Oliphant, born in Australia in July 1935, moved to the U.S. in 1964 to become the political cartoonist for the Denver Post. His work became nationally syndicated that year, and international syndication followed in 1965. He won a Pulitzer Prize for a Feb. 1, 1966, cartoon titled “They Won’t Get Us To The Conference Table … Will They?” that depicted Ho Chi Minh, the president of North Vietnam, carrying a dead Viet Cong soldier.
“Patrick Oliphant met editor’s deadlines over the length of his storied career with editorial cartoons that stand today and for the future as evidence of our national politics, society and culture,” said Brenda Gunn, associate university librarian for special collections and preservation. “I’m proud of the library’s role in preserving Patrick’s life’s work and look forward to creating opportunities for students, faculty and scholars to engage with this significant body of work.”

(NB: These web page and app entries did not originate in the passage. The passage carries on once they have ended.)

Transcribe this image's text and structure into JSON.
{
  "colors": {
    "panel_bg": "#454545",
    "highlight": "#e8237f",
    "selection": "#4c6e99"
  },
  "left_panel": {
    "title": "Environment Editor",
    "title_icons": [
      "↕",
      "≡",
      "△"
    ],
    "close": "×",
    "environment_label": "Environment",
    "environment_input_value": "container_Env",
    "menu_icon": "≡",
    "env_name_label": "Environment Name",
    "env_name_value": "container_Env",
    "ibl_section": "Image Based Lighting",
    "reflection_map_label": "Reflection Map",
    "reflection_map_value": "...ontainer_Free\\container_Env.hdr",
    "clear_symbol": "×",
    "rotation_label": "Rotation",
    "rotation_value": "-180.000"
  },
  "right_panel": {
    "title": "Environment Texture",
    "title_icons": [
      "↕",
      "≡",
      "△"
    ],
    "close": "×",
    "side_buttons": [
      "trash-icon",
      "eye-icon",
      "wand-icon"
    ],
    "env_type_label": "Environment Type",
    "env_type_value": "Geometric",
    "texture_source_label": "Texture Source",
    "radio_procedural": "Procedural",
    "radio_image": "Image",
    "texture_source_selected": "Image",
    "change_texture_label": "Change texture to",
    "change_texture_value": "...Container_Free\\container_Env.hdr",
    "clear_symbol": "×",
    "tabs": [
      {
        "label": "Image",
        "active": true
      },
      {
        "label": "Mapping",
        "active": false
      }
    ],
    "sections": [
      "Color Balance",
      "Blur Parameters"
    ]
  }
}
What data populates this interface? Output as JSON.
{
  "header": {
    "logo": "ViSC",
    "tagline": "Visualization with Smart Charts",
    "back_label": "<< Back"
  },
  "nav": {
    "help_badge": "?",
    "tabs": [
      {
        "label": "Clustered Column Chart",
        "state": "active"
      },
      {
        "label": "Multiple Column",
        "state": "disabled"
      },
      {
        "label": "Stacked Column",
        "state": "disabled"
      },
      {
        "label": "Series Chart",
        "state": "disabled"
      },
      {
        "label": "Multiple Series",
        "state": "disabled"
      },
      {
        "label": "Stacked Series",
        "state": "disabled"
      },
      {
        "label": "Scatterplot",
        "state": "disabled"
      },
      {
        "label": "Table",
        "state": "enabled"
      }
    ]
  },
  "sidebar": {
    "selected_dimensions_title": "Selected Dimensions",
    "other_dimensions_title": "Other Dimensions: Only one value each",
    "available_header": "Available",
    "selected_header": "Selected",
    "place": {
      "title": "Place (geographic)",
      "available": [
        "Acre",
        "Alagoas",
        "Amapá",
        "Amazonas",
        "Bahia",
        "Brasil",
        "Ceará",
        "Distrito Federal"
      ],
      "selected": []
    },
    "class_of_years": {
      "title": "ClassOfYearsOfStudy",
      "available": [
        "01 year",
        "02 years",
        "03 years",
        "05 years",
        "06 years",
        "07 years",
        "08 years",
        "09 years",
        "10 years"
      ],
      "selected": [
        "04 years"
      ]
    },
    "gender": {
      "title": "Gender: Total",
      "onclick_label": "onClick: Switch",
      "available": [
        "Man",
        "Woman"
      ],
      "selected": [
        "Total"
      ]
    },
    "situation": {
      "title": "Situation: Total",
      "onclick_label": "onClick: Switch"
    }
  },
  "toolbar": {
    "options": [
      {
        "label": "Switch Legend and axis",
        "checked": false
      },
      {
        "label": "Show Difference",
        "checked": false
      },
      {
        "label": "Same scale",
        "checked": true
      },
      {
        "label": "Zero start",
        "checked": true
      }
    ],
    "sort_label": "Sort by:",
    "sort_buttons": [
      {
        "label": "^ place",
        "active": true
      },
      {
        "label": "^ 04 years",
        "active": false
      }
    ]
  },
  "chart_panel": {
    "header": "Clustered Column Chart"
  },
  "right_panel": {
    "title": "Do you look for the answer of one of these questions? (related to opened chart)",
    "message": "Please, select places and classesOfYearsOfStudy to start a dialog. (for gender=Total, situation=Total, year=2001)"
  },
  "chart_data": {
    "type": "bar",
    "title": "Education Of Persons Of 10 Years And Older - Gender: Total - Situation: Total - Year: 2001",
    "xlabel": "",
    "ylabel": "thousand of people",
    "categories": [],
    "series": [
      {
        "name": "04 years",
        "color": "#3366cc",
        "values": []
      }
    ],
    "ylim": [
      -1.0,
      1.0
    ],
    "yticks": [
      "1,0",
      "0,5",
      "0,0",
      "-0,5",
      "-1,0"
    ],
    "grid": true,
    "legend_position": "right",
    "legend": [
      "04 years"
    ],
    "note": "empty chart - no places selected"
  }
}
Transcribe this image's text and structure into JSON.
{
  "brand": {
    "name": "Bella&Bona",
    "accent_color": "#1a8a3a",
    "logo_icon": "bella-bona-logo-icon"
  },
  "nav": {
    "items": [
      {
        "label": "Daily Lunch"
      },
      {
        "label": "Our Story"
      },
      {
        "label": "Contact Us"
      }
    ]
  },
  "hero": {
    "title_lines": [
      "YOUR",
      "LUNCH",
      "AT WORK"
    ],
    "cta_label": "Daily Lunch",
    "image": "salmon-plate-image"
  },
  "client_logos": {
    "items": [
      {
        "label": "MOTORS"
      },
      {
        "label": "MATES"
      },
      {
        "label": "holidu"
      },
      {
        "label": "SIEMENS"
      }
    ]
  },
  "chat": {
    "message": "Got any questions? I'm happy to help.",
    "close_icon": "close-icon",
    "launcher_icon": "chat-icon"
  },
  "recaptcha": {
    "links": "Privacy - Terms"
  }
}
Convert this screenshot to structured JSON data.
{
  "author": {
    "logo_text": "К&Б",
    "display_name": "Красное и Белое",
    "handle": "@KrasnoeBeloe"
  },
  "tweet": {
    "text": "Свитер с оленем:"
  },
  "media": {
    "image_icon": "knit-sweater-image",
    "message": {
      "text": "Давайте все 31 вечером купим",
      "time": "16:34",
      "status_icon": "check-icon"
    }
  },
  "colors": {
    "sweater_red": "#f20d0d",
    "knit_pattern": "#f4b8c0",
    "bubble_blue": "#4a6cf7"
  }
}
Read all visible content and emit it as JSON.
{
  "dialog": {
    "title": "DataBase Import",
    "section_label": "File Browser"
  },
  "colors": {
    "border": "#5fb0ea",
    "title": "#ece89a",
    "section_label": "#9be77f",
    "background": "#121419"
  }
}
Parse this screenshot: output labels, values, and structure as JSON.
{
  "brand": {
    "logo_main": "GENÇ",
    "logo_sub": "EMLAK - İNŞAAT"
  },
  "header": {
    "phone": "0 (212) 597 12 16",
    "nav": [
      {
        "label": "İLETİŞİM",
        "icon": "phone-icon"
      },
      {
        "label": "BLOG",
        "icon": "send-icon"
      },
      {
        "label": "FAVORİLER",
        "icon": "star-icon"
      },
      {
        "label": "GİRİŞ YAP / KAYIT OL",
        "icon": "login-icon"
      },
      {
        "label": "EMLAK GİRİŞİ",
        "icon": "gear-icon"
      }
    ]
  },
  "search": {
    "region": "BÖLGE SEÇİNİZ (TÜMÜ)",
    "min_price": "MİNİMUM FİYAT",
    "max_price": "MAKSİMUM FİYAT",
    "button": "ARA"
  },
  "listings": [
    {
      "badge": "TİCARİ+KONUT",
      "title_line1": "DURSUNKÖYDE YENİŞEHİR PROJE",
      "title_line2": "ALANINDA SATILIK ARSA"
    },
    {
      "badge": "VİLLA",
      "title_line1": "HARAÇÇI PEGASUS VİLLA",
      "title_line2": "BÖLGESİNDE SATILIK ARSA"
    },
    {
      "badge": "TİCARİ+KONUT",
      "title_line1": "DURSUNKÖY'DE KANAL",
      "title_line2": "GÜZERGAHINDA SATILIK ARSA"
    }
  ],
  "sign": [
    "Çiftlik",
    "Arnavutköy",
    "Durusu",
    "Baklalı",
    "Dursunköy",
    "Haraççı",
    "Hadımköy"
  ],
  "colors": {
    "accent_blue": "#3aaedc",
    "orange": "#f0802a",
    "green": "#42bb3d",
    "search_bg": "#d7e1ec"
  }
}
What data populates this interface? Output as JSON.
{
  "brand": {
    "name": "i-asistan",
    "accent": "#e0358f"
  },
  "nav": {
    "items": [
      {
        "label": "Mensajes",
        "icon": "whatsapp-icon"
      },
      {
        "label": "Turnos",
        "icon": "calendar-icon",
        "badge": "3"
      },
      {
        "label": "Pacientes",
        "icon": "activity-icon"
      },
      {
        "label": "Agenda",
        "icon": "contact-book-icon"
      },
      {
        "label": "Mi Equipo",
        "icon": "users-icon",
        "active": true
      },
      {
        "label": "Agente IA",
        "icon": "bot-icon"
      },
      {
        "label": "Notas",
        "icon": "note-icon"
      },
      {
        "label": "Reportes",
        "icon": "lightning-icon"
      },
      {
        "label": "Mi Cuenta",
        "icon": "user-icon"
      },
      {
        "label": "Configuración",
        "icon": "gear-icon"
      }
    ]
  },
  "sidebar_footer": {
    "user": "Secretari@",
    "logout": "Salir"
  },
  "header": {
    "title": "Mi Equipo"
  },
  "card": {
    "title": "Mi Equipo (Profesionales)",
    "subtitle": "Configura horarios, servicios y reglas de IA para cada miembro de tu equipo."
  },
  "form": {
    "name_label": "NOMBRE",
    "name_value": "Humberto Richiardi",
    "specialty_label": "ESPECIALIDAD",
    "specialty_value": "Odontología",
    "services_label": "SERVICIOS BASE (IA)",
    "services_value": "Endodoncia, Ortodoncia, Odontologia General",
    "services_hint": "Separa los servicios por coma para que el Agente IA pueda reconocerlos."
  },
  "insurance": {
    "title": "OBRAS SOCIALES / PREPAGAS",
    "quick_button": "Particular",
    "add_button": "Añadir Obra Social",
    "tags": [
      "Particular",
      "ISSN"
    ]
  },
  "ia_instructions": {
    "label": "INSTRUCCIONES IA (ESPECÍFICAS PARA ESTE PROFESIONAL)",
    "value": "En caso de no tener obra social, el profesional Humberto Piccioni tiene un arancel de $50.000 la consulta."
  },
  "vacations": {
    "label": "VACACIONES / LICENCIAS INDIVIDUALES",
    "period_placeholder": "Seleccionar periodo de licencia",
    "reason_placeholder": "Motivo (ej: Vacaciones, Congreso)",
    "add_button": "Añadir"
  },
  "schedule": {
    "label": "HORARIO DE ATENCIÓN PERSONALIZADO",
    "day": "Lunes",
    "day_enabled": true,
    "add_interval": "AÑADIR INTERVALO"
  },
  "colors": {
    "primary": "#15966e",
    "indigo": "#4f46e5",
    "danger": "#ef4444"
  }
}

In addition to the Pulitzer Prize, Oliphant has won numerous awards, including the National Cartoonist Society Editorial Cartoon Award seven times, in 1971, 1973, 1974, 1984, 1989, 1990 and 1991; the Reuben Award for Outstanding Cartoonist of the Year in 1968 and 1972; and the Thomas Nast Prize for Editorial Cartooning in 1992. He has also received the Order of Australia, the country’s highest honor, in recognition of his work.
His work has been displayed in numerous exhibitions, including at the National Portrait Gallery in Washington, D.C.; the San Diego Museum of Art; the Library of Congress; the Andy Warhol Museum in Pittsburgh; the Susan Conway Gallery in Washington, D.C. and Santa Fe, New Mexico; The Corcoran Gallery of Art in D.C.; and the Bibliotheque Nationale in Paris.
The archive is now physically at UVA and is being processed to be made available for research.
In addition to the original drawings and art for daily political cartoons, the collection includes:
- Sketchbooks in which Oliphant worked out his ideas.
- Original art with color specified for many of Oliphant’s 1984 “Sunday Punk” comics.
- Scrapbooks put together by his father Donald of newspaper cartoons from Oliphant’s early career in Australia.
- Work commissioned for publications such as The New Yorker, Washingtonian, and Time magazine.
- Videotapes and audio recordings.
- Fine art by Oliphant that remained in his personal collection.
- Correspondence from writers, artists and celebrities as varied as Hunter S. Thompson, Ansel Adams, Carl Sagan, Walter Cronkite and Gilda Radner (signing as “Roseanne Roseannadanna”).
- 22 sculptures, most of them bronzes of leading political figures.
- Drawings in a variety of media, such as charcoal, pencil, pen and ink, and watercolors.